In the spring of 1740 temperatures rose above zero degrees, although they remained lower than normal and, above all, the expected rains did not occur. Instead, the north wind continued to blow. The drought killed farm animals, especially sheep in the Connacht region in the northwest and cows in the south.
By the end of April most of the wheat and barley crops on the farms were also destroyed. Cereal was so scarce that the Irish Catholic Church allowed meat to be eaten four days a week during Lent. Cereal prices rose. One consequence of this was that the loaves on sale did not increase in price, but decreased in size. According to Dickson, the increase in the price of wheat, oats and barley did not reflect the supply situation, but rather the middlemen”s assessment of what the situation would be like in the immediate future.
In the summer of 1740, the cold weather had decimated potato production and the drought had decimated cereal production and the cattle and sheep herds. The rural population, starving, flocked to the cities, which were better supplied. This was the case in Cork, in the south, where beggars filled the streets in mid-June 1740.
Rising food prices eventually led to unrest, as the municipal authorities feared. Hungry people vented their anger against food traders, especially grain traders, and bakers, attacking markets and warehouses.
The first riot broke out in Drogheda, north of Dublin, in mid-April 1740. A group of citizens boarded a ship loaded with oats bound for Scotland. The ship”s rudder and sails were removed. To prevent further incidents, the authorities in Drogheda, as well as in Cork, prohibited the departure of foodstuffs to Scotland.

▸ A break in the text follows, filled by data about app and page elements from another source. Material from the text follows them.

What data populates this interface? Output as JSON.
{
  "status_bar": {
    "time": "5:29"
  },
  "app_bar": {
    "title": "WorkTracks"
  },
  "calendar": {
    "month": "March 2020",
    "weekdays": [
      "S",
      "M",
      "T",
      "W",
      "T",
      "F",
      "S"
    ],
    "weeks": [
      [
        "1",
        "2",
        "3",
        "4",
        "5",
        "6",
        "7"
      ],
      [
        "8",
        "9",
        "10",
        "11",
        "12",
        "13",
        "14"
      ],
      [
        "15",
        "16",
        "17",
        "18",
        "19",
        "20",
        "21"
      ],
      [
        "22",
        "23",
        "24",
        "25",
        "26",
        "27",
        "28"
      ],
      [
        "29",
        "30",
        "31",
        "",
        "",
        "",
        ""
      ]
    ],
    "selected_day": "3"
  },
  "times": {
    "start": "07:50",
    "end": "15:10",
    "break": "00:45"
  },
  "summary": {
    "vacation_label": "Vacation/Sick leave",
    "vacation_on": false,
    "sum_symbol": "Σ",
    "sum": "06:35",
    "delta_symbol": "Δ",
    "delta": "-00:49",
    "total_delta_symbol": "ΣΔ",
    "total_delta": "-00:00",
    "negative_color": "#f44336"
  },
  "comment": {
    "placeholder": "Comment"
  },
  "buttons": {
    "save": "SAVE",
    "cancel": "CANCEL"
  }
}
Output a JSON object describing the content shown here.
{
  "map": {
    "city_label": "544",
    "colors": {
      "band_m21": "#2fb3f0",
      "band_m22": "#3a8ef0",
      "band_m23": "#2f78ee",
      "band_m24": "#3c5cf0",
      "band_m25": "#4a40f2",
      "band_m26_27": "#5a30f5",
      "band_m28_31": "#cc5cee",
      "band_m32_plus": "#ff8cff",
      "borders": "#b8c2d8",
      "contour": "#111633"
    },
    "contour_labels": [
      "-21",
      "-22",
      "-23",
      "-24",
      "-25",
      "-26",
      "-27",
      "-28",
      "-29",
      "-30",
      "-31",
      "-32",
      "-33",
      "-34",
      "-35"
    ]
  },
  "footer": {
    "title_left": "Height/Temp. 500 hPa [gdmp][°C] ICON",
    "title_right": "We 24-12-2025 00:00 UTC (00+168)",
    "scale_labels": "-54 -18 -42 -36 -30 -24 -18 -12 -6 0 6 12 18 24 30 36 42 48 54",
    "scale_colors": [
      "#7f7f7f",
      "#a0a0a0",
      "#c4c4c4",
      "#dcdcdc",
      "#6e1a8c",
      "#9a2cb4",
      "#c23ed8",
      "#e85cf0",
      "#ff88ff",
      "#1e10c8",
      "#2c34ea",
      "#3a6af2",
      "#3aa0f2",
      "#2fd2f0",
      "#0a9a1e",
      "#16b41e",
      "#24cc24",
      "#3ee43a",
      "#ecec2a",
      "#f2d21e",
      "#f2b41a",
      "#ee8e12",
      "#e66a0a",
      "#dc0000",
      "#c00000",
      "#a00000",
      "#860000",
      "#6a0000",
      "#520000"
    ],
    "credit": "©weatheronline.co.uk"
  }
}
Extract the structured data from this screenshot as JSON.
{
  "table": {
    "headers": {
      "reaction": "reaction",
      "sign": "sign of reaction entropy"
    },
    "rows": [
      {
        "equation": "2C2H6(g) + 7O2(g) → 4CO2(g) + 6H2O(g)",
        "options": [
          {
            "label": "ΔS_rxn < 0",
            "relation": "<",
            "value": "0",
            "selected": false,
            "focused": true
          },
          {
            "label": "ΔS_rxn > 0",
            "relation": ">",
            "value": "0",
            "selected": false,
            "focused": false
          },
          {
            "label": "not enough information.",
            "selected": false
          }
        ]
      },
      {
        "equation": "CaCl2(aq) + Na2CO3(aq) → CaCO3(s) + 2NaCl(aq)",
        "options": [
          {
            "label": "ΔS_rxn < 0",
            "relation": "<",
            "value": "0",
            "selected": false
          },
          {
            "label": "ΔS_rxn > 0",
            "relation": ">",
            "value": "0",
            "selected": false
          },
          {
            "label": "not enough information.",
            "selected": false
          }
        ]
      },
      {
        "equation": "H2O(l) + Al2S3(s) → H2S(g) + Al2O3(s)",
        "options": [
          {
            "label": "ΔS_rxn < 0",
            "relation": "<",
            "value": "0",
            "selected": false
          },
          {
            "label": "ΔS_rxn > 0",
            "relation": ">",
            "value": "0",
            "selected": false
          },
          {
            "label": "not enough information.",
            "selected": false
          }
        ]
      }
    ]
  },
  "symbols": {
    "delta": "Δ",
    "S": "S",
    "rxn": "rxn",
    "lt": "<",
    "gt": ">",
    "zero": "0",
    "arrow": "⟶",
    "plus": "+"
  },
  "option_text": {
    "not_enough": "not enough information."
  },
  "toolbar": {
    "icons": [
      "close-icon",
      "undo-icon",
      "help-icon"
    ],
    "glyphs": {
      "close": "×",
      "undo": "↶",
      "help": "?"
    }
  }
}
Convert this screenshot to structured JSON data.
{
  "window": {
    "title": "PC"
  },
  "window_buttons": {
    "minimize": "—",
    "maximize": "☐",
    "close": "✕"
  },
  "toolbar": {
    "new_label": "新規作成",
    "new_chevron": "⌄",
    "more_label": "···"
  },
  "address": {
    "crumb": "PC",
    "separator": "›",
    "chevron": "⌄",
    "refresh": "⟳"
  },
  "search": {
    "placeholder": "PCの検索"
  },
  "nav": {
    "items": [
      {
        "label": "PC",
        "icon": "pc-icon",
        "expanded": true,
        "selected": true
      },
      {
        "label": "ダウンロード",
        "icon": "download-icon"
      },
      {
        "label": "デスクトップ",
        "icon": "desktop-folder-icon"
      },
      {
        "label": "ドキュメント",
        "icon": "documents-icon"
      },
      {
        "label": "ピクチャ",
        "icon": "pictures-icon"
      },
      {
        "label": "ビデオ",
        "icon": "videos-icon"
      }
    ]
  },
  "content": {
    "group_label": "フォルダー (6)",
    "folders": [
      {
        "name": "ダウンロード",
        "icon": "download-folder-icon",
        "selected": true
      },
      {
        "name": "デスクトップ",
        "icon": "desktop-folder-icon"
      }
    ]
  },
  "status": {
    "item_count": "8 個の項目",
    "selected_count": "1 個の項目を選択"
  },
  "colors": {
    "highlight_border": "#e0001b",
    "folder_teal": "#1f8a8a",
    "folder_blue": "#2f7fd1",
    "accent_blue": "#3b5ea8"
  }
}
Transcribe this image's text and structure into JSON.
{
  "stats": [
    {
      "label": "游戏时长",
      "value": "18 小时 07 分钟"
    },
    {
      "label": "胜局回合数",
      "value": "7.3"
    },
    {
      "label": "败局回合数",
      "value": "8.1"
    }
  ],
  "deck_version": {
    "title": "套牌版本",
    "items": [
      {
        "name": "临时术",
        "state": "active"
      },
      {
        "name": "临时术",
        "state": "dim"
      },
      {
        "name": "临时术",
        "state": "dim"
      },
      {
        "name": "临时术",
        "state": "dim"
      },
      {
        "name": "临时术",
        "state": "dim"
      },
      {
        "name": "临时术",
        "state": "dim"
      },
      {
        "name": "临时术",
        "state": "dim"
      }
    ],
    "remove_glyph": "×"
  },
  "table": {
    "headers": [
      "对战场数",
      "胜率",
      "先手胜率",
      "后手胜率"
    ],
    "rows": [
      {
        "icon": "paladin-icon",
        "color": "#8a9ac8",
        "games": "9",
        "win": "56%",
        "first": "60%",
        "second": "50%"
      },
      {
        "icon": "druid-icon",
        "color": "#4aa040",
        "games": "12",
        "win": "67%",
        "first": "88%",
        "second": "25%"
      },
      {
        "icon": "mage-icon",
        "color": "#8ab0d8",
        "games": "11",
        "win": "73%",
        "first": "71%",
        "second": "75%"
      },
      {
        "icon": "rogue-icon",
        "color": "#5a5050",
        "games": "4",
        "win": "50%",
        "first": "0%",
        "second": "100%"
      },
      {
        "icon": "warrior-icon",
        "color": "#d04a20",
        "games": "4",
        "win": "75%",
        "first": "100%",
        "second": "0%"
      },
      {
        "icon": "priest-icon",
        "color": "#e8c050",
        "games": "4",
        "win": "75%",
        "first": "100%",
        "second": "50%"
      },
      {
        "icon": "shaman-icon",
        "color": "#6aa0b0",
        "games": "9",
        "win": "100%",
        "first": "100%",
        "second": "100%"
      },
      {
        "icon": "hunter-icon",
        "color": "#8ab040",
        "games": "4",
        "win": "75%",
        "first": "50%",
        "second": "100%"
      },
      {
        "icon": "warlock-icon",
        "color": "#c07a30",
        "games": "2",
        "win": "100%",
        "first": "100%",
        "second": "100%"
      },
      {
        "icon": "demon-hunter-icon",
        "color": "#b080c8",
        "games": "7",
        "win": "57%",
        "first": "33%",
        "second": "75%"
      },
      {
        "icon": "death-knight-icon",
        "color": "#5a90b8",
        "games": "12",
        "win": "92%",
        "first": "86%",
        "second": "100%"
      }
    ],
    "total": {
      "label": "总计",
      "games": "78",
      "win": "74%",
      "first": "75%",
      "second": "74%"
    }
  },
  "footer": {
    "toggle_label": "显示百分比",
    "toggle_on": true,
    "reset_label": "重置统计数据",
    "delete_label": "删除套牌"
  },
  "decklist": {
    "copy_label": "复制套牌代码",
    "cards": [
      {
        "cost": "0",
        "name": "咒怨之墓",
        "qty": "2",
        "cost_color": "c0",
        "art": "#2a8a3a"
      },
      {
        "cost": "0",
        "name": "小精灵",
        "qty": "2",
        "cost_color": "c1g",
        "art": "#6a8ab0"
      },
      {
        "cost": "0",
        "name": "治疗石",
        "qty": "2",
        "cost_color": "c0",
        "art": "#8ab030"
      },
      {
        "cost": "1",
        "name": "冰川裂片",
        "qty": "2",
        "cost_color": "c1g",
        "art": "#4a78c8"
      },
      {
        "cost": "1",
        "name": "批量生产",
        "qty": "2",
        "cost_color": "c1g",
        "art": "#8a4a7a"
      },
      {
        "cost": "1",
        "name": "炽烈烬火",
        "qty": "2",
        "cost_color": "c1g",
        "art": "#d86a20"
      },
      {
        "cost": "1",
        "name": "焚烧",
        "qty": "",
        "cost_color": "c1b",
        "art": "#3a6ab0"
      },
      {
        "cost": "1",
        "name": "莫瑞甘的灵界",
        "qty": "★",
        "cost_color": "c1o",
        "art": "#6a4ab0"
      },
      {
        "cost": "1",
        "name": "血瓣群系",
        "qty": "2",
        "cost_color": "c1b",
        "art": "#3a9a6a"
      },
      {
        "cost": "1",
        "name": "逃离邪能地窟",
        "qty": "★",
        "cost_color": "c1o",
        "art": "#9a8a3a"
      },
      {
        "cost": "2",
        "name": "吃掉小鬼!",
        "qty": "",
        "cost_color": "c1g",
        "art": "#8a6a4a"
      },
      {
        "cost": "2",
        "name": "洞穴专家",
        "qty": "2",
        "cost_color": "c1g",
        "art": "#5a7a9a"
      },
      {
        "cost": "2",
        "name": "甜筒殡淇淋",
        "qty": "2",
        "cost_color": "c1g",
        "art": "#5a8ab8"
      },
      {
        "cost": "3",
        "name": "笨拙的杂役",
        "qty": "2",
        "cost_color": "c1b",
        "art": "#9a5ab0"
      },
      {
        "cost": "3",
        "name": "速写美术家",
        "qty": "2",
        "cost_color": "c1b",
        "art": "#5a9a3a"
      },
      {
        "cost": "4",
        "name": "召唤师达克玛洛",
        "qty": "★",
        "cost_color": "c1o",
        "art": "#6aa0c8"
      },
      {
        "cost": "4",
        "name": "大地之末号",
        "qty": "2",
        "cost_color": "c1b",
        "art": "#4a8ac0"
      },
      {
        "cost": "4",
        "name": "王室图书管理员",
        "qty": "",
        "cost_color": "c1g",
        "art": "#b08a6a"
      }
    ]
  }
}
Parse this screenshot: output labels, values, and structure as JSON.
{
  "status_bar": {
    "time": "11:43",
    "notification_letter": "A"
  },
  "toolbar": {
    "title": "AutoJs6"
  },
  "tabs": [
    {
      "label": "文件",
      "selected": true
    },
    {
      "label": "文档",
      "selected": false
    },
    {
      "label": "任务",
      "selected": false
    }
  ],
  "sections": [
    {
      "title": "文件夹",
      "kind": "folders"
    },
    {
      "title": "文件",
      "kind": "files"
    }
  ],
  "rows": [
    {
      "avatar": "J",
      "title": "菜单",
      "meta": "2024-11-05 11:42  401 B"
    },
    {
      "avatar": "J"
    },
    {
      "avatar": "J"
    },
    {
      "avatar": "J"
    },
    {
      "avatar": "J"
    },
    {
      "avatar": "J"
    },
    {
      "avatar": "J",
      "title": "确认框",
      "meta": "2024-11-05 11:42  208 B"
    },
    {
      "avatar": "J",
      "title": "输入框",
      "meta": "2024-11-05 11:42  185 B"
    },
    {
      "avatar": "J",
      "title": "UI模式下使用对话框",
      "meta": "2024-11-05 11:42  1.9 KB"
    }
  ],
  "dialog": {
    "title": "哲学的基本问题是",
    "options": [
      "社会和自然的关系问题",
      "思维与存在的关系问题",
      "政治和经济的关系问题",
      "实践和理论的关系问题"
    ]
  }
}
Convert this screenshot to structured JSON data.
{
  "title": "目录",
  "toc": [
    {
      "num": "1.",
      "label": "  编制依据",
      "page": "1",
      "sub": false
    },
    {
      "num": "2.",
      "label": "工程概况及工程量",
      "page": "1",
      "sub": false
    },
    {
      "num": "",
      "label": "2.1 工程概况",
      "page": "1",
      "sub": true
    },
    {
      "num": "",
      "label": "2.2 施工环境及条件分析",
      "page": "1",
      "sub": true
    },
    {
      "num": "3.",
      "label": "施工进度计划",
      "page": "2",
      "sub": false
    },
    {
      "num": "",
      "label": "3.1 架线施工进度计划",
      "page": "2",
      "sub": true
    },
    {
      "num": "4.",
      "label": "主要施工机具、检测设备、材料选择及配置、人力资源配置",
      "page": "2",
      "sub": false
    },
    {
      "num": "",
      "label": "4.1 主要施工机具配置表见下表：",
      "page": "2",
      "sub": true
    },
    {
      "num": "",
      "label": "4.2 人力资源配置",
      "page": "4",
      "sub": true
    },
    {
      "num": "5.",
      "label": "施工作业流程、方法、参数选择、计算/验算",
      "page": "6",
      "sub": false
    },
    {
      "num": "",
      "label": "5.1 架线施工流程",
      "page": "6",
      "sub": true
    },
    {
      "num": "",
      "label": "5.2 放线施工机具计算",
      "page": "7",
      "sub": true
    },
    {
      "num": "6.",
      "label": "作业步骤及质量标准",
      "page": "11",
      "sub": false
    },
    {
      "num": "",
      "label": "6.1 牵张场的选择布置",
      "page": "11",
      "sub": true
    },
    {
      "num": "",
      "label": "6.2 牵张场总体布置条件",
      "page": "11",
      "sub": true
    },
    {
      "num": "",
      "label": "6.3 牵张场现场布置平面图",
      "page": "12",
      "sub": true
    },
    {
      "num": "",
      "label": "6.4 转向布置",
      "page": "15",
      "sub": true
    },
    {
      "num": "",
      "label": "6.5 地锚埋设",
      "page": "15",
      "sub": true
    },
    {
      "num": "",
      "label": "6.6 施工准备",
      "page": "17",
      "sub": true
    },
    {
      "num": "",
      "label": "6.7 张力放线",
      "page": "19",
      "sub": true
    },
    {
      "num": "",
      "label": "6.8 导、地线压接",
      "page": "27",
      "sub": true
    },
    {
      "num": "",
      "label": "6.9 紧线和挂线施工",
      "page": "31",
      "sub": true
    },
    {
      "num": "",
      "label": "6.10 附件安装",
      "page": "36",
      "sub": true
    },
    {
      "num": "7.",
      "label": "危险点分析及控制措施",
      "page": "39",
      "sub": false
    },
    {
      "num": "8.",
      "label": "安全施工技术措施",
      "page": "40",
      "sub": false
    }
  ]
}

But riots broke out in Dublin at the end of May, when people believed the bakers were resisting bread making. They broke into their stores at the weekend and started selling bread, giving the bakers the money. Other people simply appropriated the bread. On the third day (Monday), the mob stormed the mills near the city and sold flour at below market prices. Army troops tried to restore order, killing several assailants. The authorities tried to pursue the grain hoarders and supervise the food markets, but prices remained stubbornly high throughout the summer.
Similar situations were experienced in different cities in Ireland during the summer of 1740. The international situation made matters worse, as Spanish ships captured vessels carrying grain destined for Ireland. Ireland”s main exports (cloth, beef and butter) suffered as a result of the conflict with Spain.
The fall harvest of 1740 began and, although meager, resulted in a decline in prices. Cattle experienced a slight recovery, except in the dairy areas. There, a third fewer calves were born due to weak animals, which meant less milk and less butter.
To make matters worse, in late October the east coast suffered a series of snow blizzards, which were repeated during November. On December 9, a rain front caused widespread flooding. The next day temperatures dropped considerably, it snowed and rivers and lakes froze. This cold snap lasted about ten days. After it, temperatures rose again. The River Liffey, which flows through Dublin, carried large chunks of ice, which overturned small boats and caused the moorings of large boats to break.
The strange autumn of 1740 caused prices to rise again. Flour prices in Dublin on December 20 reached record highs. The situation prompted people who stored food to conserve it. The shortage led to new riots, and everything suggested that famine and epidemics would become widespread.
The autumn harvest of 1741 was relatively good. This, together with the arrival of five ships loaded with grain in Galway harbor, presumably from America, constituted the end of the food crisis.